== THE PROBLEM ==
Scan the entries below. List each line with "this".

***** DATA SUPPLIED

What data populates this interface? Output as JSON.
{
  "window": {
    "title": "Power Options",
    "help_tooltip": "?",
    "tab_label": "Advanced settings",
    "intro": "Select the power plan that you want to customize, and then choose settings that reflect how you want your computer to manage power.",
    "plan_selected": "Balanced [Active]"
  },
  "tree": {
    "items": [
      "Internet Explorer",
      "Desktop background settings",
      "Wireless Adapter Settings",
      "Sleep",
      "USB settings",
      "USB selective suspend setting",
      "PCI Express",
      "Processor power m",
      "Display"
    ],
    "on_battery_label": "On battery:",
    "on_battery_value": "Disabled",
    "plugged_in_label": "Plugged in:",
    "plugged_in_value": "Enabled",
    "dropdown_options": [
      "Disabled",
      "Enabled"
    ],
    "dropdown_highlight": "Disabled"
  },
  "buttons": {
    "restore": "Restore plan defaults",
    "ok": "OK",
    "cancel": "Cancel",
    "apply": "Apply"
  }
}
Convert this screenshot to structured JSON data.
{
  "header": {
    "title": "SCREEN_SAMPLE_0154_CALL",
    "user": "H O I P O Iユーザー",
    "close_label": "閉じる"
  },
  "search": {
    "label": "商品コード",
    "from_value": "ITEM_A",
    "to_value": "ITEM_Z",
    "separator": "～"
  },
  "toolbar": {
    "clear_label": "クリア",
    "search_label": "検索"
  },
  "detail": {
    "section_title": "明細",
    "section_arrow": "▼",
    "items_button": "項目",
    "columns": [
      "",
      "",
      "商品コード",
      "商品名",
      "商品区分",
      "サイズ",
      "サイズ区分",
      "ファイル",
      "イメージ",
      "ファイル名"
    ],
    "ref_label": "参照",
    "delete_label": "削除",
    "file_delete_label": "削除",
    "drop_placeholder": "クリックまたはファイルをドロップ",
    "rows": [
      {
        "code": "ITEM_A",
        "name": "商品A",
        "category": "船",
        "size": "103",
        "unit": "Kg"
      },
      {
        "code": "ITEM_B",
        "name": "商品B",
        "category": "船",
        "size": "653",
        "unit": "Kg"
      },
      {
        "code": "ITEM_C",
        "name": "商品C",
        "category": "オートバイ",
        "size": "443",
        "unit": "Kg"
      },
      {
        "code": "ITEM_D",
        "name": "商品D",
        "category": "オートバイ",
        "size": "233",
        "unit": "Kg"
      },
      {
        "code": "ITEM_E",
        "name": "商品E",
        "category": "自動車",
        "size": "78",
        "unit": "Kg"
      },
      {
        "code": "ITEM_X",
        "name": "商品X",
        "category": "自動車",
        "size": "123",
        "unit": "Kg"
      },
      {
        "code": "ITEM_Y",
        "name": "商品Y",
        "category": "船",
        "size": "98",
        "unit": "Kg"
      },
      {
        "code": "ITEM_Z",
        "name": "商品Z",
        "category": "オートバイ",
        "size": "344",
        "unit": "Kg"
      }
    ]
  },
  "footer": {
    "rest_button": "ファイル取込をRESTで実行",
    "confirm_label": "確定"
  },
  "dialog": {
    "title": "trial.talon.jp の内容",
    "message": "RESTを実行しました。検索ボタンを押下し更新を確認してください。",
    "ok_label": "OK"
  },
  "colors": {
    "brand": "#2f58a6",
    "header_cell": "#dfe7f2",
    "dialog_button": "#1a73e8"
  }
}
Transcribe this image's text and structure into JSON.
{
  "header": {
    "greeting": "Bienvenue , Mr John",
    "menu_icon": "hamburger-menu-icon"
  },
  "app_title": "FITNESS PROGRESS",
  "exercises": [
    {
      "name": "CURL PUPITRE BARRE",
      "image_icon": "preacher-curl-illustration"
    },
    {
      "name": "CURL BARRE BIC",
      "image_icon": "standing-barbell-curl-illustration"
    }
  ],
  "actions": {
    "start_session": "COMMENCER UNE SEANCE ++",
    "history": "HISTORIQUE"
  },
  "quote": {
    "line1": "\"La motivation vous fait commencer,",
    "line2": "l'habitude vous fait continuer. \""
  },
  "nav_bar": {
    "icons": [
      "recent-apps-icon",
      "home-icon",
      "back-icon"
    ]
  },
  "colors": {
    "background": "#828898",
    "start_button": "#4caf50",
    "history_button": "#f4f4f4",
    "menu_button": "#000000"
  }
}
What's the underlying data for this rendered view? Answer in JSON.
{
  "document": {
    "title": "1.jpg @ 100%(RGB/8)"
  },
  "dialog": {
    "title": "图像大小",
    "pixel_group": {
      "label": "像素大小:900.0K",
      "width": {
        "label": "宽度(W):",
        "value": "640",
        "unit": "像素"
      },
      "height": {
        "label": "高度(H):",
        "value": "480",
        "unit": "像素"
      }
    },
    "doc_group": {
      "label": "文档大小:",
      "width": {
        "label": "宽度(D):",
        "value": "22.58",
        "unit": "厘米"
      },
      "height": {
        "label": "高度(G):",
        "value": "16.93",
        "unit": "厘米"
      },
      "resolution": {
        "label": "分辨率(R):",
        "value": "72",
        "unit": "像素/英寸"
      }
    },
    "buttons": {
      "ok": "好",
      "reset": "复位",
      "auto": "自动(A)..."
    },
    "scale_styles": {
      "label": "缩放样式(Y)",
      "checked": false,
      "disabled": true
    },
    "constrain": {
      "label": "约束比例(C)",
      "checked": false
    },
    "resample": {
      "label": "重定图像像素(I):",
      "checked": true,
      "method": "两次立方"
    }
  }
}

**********

== REPLY ==
What data populates this interface? Output as JSON.
Convert this screenshot to structured JSON data.
Transcribe this image's text and structure into JSON.
What's the underlying data for this rendered view? Answer in JSON.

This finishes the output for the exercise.